■ **WHAT THIS TASK INVOLVES**: Could you print all the entries below exactly as they appear, omitting the pictures?

Entries from a dataset of interfaces
* * *

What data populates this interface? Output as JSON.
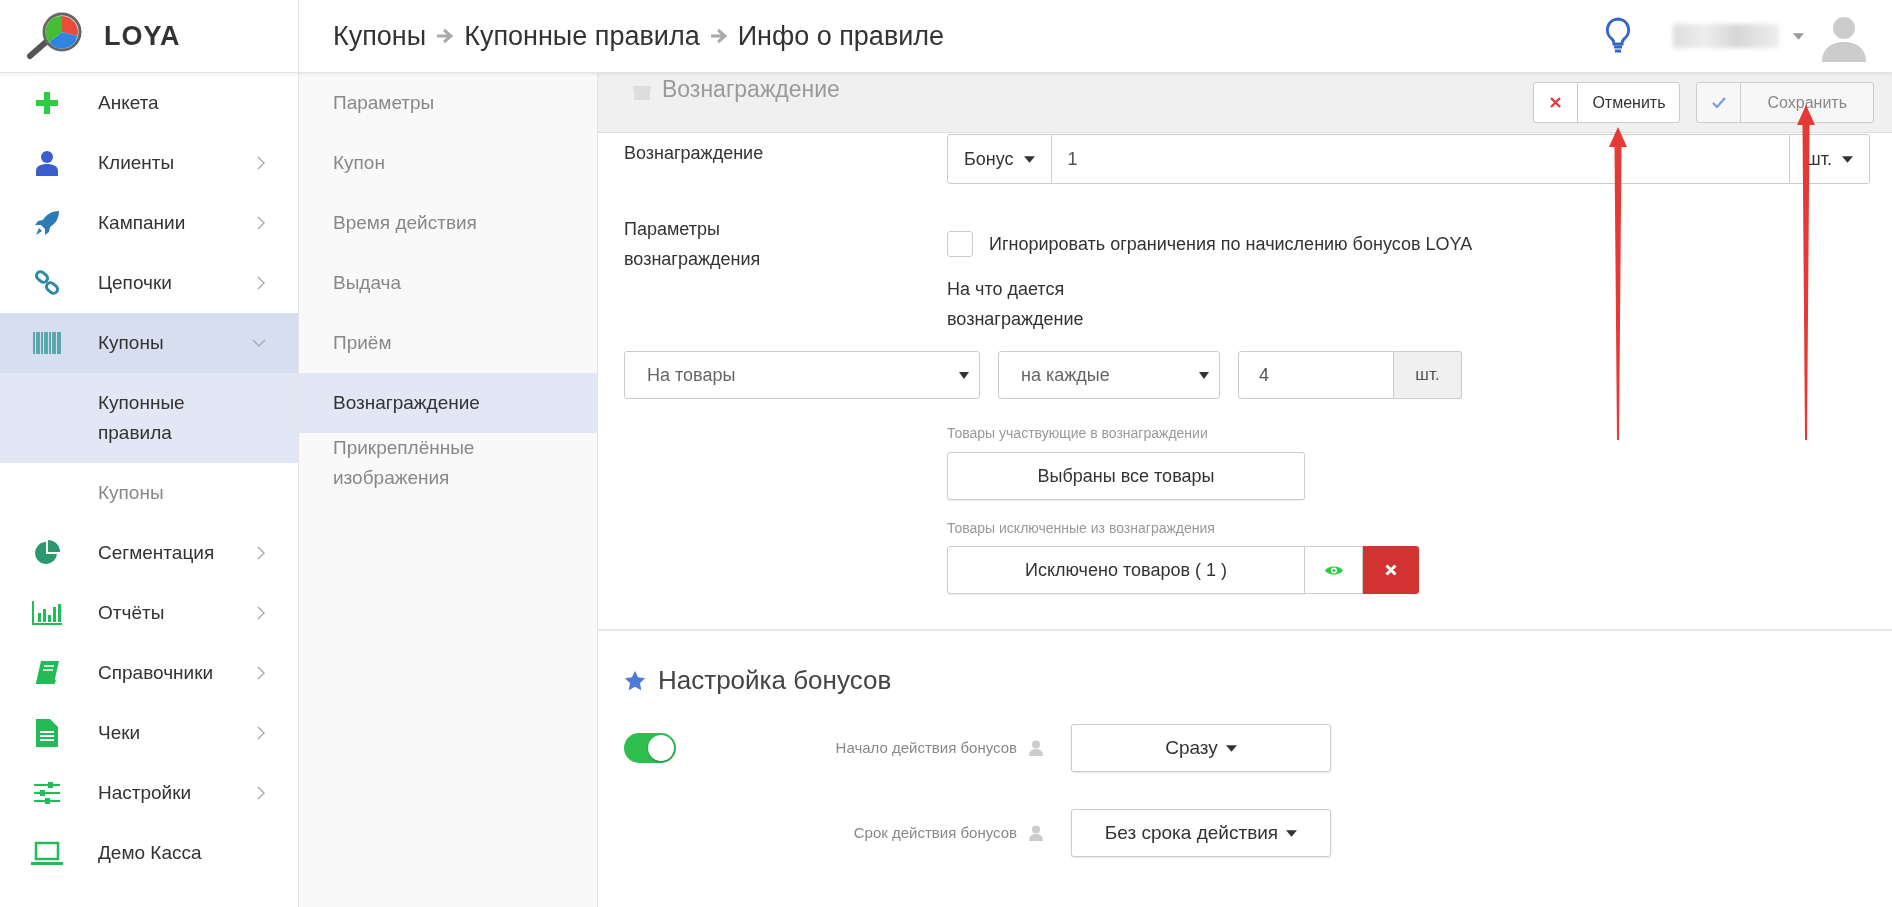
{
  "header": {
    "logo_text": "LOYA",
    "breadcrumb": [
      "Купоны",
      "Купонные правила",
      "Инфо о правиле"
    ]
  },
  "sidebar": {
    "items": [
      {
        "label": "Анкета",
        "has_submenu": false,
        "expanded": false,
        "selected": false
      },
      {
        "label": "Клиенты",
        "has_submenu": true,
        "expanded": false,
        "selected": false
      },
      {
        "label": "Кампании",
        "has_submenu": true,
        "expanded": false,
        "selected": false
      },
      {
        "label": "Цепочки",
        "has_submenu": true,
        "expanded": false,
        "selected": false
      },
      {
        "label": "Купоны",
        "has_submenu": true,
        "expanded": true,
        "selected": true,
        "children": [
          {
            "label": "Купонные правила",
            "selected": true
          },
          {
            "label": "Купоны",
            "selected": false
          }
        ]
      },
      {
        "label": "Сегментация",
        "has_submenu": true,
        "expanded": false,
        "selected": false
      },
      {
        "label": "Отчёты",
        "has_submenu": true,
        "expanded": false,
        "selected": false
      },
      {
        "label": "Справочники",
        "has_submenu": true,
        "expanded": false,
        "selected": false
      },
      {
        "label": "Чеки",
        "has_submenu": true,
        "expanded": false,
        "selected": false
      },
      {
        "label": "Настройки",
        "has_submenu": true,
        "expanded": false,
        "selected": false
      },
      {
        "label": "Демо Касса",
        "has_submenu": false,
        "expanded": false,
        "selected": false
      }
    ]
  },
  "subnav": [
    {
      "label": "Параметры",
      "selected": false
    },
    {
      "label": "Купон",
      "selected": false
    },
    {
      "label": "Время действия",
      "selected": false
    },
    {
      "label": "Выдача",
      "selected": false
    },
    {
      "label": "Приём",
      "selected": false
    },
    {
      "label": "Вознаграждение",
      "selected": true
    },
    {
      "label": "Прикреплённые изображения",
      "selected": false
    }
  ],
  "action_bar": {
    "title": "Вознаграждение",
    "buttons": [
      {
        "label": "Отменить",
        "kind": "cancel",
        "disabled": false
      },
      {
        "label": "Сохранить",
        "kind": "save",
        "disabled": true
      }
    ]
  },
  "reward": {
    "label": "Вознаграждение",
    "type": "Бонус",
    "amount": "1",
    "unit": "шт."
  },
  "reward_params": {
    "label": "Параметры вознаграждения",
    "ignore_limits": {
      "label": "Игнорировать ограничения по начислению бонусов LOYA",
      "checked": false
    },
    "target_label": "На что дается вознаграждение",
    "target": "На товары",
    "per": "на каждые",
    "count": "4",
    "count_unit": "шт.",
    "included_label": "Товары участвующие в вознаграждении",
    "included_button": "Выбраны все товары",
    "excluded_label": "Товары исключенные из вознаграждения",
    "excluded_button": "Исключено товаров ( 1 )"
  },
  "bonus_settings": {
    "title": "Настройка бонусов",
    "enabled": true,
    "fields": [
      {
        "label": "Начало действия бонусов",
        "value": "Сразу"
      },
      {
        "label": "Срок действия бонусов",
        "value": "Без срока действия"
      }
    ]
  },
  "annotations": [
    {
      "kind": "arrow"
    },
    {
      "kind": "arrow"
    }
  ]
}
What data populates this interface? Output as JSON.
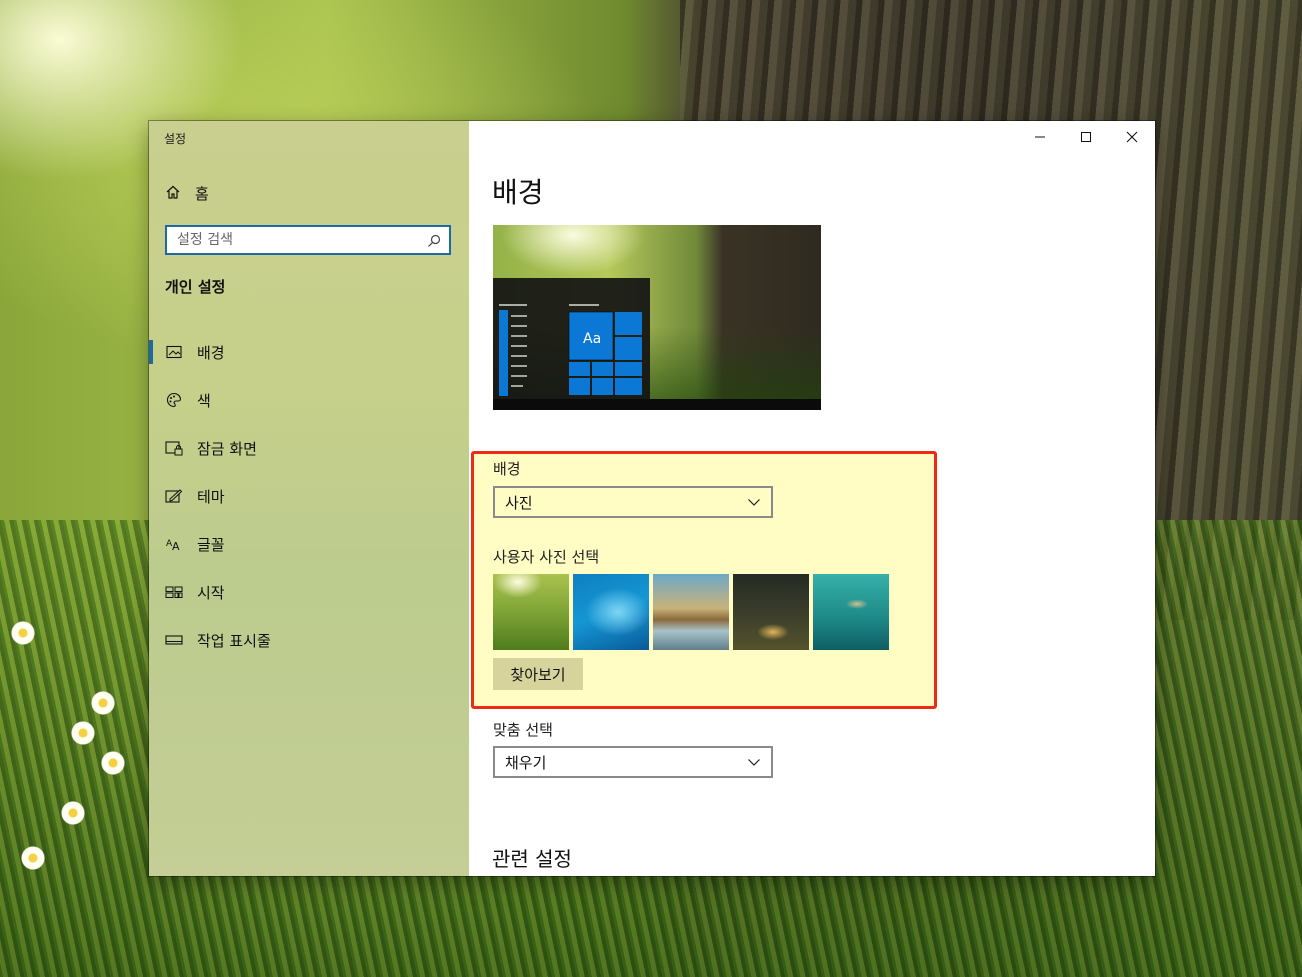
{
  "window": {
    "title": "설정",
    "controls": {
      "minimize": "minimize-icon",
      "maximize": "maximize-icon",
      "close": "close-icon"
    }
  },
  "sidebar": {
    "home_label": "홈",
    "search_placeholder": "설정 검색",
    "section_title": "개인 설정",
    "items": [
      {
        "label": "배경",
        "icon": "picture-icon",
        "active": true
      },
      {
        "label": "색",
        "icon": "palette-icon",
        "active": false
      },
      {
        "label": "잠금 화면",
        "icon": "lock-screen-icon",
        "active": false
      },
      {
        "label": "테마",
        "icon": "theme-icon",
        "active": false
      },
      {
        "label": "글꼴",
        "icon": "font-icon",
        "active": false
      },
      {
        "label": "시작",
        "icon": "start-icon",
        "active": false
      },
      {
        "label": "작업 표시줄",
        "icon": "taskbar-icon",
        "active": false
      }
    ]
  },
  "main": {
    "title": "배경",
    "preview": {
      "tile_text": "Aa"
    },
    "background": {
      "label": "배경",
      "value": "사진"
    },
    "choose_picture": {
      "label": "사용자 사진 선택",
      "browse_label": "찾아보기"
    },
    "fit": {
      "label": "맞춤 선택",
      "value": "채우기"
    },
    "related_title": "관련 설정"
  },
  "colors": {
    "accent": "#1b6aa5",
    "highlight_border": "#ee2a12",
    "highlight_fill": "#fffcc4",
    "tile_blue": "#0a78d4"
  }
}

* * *

■ **RESPONSE**:
What data populates this interface? Output as JSON.
{
  "header": {
    "logo_text": "LOYA",
    "breadcrumb": [
      "Купоны",
      "Купонные правила",
      "Инфо о правиле"
    ]
  },
  "sidebar": {
    "items": [
      {
        "label": "Анкета",
        "has_submenu": false,
        "expanded": false,
        "selected": false
      },
      {
        "label": "Клиенты",
        "has_submenu": true,
        "expanded": false,
        "selected": false
      },
      {
        "label": "Кампании",
        "has_submenu": true,
        "expanded": false,
        "selected": false
      },
      {
        "label": "Цепочки",
        "has_submenu": true,
        "expanded": false,
        "selected": false
      },
      {
        "label": "Купоны",
        "has_submenu": true,
        "expanded": true,
        "selected": true,
        "children": [
          {
            "label": "Купонные правила",
            "selected": true
          },
          {
            "label": "Купоны",
            "selected": false
          }
        ]
      },
      {
        "label": "Сегментация",
        "has_submenu": true,
        "expanded": false,
        "selected": false
      },
      {
        "label": "Отчёты",
        "has_submenu": true,
        "expanded": false,
        "selected": false
      },
      {
        "label": "Справочники",
        "has_submenu": true,
        "expanded": false,
        "selected": false
      },
      {
        "label": "Чеки",
        "has_submenu": true,
        "expanded": false,
        "selected": false
      },
      {
        "label": "Настройки",
        "has_submenu": true,
        "expanded": false,
        "selected": false
      },
      {
        "label": "Демо Касса",
        "has_submenu": false,
        "expanded": false,
        "selected": false
      }
    ]
  },
  "subnav": [
    {
      "label": "Параметры",
      "selected": false
    },
    {
      "label": "Купон",
      "selected": false
    },
    {
      "label": "Время действия",
      "selected": false
    },
    {
      "label": "Выдача",
      "selected": false
    },
    {
      "label": "Приём",
      "selected": false
    },
    {
      "label": "Вознаграждение",
      "selected": true
    },
    {
      "label": "Прикреплённые изображения",
      "selected": false
    }
  ],
  "action_bar": {
    "title": "Вознаграждение",
    "buttons": [
      {
        "label": "Отменить",
        "kind": "cancel",
        "disabled": false
      },
      {
        "label": "Сохранить",
        "kind": "save",
        "disabled": true
      }
    ]
  },
  "reward": {
    "label": "Вознаграждение",
    "type": "Бонус",
    "amount": "1",
    "unit": "шт."
  },
  "reward_params": {
    "label": "Параметры вознаграждения",
    "ignore_limits": {
      "label": "Игнорировать ограничения по начислению бонусов LOYA",
      "checked": false
    },
    "target_label": "На что дается вознаграждение",
    "target": "На товары",
    "per": "на каждые",
    "count": "4",
    "count_unit": "шт.",
    "included_label": "Товары участвующие в вознаграждении",
    "included_button": "Выбраны все товары",
    "excluded_label": "Товары исключенные из вознаграждения",
    "excluded_button": "Исключено товаров ( 1 )"
  },
  "bonus_settings": {
    "title": "Настройка бонусов",
    "enabled": true,
    "fields": [
      {
        "label": "Начало действия бонусов",
        "value": "Сразу"
      },
      {
        "label": "Срок действия бонусов",
        "value": "Без срока действия"
      }
    ]
  },
  "annotations": [
    {
      "kind": "arrow"
    },
    {
      "kind": "arrow"
    }
  ]
}
What data populates this interface? Output as JSON.
{
  "window": {
    "title": "설정",
    "controls": {
      "minimize": "minimize-icon",
      "maximize": "maximize-icon",
      "close": "close-icon"
    }
  },
  "sidebar": {
    "home_label": "홈",
    "search_placeholder": "설정 검색",
    "section_title": "개인 설정",
    "items": [
      {
        "label": "배경",
        "icon": "picture-icon",
        "active": true
      },
      {
        "label": "색",
        "icon": "palette-icon",
        "active": false
      },
      {
        "label": "잠금 화면",
        "icon": "lock-screen-icon",
        "active": false
      },
      {
        "label": "테마",
        "icon": "theme-icon",
        "active": false
      },
      {
        "label": "글꼴",
        "icon": "font-icon",
        "active": false
      },
      {
        "label": "시작",
        "icon": "start-icon",
        "active": false
      },
      {
        "label": "작업 표시줄",
        "icon": "taskbar-icon",
        "active": false
      }
    ]
  },
  "main": {
    "title": "배경",
    "preview": {
      "tile_text": "Aa"
    },
    "background": {
      "label": "배경",
      "value": "사진"
    },
    "choose_picture": {
      "label": "사용자 사진 선택",
      "browse_label": "찾아보기"
    },
    "fit": {
      "label": "맞춤 선택",
      "value": "채우기"
    },
    "related_title": "관련 설정"
  },
  "colors": {
    "accent": "#1b6aa5",
    "highlight_border": "#ee2a12",
    "highlight_fill": "#fffcc4",
    "tile_blue": "#0a78d4"
  }
}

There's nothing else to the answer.